• **Task instructions**: Return every line below exactly as written.

Web page and app entries
--*--
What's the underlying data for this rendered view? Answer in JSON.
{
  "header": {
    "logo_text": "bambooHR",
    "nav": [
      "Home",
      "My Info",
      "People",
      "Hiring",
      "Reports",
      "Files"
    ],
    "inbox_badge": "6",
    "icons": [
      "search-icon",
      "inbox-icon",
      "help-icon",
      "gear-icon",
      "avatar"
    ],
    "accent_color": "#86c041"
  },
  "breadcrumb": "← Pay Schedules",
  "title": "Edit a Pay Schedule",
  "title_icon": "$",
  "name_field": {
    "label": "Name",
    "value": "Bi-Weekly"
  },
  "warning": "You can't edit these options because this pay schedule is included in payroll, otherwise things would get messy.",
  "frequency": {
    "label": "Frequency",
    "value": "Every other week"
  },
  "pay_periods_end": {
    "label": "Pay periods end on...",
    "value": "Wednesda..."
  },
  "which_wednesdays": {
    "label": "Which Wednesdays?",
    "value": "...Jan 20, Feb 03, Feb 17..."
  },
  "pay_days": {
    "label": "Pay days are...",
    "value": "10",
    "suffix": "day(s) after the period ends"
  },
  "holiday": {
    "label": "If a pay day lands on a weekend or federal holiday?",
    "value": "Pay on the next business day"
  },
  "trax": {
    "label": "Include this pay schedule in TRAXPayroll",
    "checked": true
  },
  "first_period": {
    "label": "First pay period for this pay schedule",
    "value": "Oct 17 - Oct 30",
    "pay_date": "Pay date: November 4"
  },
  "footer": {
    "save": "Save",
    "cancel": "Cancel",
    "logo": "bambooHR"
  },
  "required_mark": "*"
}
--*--
• **Solution to this exercise**:
What's the underlying data for this rendered view? Answer in JSON.
{
  "header": {
    "logo_text": "bambooHR",
    "nav": [
      "Home",
      "My Info",
      "People",
      "Hiring",
      "Reports",
      "Files"
    ],
    "inbox_badge": "6",
    "icons": [
      "search-icon",
      "inbox-icon",
      "help-icon",
      "gear-icon",
      "avatar"
    ],
    "accent_color": "#86c041"
  },
  "breadcrumb": "← Pay Schedules",
  "title": "Edit a Pay Schedule",
  "title_icon": "$",
  "name_field": {
    "label": "Name",
    "value": "Bi-Weekly"
  },
  "warning": "You can't edit these options because this pay schedule is included in payroll, otherwise things would get messy.",
  "frequency": {
    "label": "Frequency",
    "value": "Every other week"
  },
  "pay_periods_end": {
    "label": "Pay periods end on...",
    "value": "Wednesda..."
  },
  "which_wednesdays": {
    "label": "Which Wednesdays?",
    "value": "...Jan 20, Feb 03, Feb 17..."
  },
  "pay_days": {
    "label": "Pay days are...",
    "value": "10",
    "suffix": "day(s) after the period ends"
  },
  "holiday": {
    "label": "If a pay day lands on a weekend or federal holiday?",
    "value": "Pay on the next business day"
  },
  "trax": {
    "label": "Include this pay schedule in TRAXPayroll",
    "checked": true
  },
  "first_period": {
    "label": "First pay period for this pay schedule",
    "value": "Oct 17 - Oct 30",
    "pay_date": "Pay date: November 4"
  },
  "footer": {
    "save": "Save",
    "cancel": "Cancel",
    "logo": "bambooHR"
  },
  "required_mark": "*"
}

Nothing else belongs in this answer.